One of the 39 planes that were diverted to Gander International Airport because of terrorist attacks in the United States sits on the tarmac at the airport in this September 11, 2001. Photo – Gander Beacon
On September 11, 2001 — a Tuesday — Janice Goudie was beginning her second day as an intern at the Gander Beacon in Gander, Newfoundland. That morning, someone had mentioned to her on the phone that dozens of international flights were being redirected from U.S. airspace to various international airports elsewhere, but, “being the new person, I didn’t know what that meant.”
“And I said, well, we have an international airport, so what does that mean?” Goudie says. “And they said: it means get to the airport now.”
Goudie, 21 years old at the time, would spend the next 24 hours stationed at the Gander International Airport, where 38 airliners, 6,122 passengers and 473 crew members would land during Operation Yellow Ribbon, which saw airports across Canada play host to diverted flights in the immediate aftermath of the 9/11 attacks. The population of Gander was fewer than 10,000. Read More
Tampa Bay Times
Long walk to Yankee Stadium will end today
After 1,150 miles, he’ll walk the final steps to the gates of Yankee Stadium. Then he’ll touch home plate.
Richard Albero’s family thought he was crazy when he announced his plan to walk from the Yankees’ spring training home in Tampa to the team’s stadium in the Bronx. But nobody doubted he’d give the trek his all.

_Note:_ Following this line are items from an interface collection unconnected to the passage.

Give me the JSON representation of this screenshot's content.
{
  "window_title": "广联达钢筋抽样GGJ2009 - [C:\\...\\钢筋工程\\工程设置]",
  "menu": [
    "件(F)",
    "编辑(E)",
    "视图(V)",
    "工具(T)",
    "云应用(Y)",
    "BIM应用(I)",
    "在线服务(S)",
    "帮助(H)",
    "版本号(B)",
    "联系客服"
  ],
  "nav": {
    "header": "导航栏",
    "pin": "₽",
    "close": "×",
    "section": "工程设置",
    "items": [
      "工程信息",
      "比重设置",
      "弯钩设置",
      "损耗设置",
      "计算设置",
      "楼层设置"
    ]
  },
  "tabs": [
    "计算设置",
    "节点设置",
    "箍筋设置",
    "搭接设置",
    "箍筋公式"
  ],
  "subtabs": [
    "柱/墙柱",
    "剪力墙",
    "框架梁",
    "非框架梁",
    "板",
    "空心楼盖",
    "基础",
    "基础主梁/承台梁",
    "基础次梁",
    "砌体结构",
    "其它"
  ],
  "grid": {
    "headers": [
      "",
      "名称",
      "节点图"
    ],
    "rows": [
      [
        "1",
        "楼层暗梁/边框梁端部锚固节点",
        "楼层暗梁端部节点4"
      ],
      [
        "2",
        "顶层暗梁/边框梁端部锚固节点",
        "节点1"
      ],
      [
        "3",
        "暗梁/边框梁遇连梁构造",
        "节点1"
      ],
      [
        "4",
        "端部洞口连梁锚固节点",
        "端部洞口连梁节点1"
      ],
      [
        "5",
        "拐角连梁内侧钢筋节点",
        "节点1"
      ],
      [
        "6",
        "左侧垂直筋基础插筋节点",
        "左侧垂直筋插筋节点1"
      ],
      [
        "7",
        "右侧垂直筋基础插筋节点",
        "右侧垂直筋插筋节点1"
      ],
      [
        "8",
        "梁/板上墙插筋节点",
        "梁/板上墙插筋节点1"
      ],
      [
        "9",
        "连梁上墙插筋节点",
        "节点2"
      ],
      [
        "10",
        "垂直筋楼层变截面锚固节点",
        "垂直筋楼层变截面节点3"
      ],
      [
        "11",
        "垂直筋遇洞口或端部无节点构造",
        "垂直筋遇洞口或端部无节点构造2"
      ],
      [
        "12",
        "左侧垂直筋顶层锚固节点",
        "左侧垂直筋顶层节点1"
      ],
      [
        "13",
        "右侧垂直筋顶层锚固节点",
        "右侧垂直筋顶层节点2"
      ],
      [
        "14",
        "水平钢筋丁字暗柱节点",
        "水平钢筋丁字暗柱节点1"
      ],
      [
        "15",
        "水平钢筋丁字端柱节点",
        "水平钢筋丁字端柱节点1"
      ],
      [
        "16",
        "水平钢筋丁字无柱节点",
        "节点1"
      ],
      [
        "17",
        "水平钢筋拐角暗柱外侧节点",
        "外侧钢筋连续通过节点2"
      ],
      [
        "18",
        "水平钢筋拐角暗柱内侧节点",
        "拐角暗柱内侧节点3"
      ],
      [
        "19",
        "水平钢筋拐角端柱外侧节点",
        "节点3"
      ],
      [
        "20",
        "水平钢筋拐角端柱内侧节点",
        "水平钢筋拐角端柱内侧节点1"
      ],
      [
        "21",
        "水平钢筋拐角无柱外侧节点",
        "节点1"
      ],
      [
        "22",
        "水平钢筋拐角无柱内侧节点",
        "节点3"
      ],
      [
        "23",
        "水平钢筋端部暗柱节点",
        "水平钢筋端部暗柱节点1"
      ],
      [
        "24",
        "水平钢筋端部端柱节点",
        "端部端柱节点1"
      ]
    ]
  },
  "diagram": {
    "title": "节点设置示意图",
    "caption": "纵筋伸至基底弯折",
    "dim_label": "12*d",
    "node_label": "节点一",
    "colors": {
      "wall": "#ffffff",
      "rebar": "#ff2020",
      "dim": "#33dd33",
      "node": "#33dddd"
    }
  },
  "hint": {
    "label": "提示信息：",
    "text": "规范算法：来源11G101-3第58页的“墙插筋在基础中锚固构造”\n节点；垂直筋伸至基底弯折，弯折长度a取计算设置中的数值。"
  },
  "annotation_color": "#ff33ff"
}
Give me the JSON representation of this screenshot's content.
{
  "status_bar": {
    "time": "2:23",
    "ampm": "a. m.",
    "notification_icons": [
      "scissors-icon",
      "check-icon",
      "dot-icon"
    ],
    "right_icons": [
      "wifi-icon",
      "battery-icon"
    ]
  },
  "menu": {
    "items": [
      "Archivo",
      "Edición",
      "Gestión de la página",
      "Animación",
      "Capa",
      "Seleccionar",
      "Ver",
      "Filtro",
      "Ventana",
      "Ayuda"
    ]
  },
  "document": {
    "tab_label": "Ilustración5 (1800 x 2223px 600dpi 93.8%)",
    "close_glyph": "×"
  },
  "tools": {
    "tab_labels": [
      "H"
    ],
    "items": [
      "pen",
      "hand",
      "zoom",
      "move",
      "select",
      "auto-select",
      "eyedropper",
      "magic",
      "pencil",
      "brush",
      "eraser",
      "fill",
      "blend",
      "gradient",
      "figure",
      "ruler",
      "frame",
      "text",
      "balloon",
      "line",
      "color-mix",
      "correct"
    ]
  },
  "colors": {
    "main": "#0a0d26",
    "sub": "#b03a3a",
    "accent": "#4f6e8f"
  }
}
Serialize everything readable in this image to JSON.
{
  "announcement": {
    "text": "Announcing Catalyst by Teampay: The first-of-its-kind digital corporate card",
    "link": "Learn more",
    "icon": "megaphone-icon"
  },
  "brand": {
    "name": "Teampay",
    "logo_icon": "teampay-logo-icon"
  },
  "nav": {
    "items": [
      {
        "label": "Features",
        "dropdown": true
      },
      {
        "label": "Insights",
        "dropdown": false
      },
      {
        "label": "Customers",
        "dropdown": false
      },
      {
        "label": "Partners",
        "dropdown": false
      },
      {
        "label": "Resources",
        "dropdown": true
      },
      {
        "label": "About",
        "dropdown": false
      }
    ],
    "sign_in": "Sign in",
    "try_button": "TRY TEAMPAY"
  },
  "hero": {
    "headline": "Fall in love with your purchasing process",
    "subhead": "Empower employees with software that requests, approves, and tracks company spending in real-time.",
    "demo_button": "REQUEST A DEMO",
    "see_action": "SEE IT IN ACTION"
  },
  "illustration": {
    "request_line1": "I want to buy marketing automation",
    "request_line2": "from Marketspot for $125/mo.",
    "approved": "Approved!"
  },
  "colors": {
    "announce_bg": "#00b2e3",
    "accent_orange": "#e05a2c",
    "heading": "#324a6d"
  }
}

Albero, a 65-year-old former naval officer and math teacher who lives in Dunedin, began his long walk at Steinbrenner Field’s home plate on March 2. He wanted to honor his nephew, Gary Albero, who died in the 9/11 attacks. Along the way, he has sought donations for the Wounded Warrior Project. With a week before his 86-day walk was to end, Albero had raised $27,000, surpassing his goal of $25,000. Read More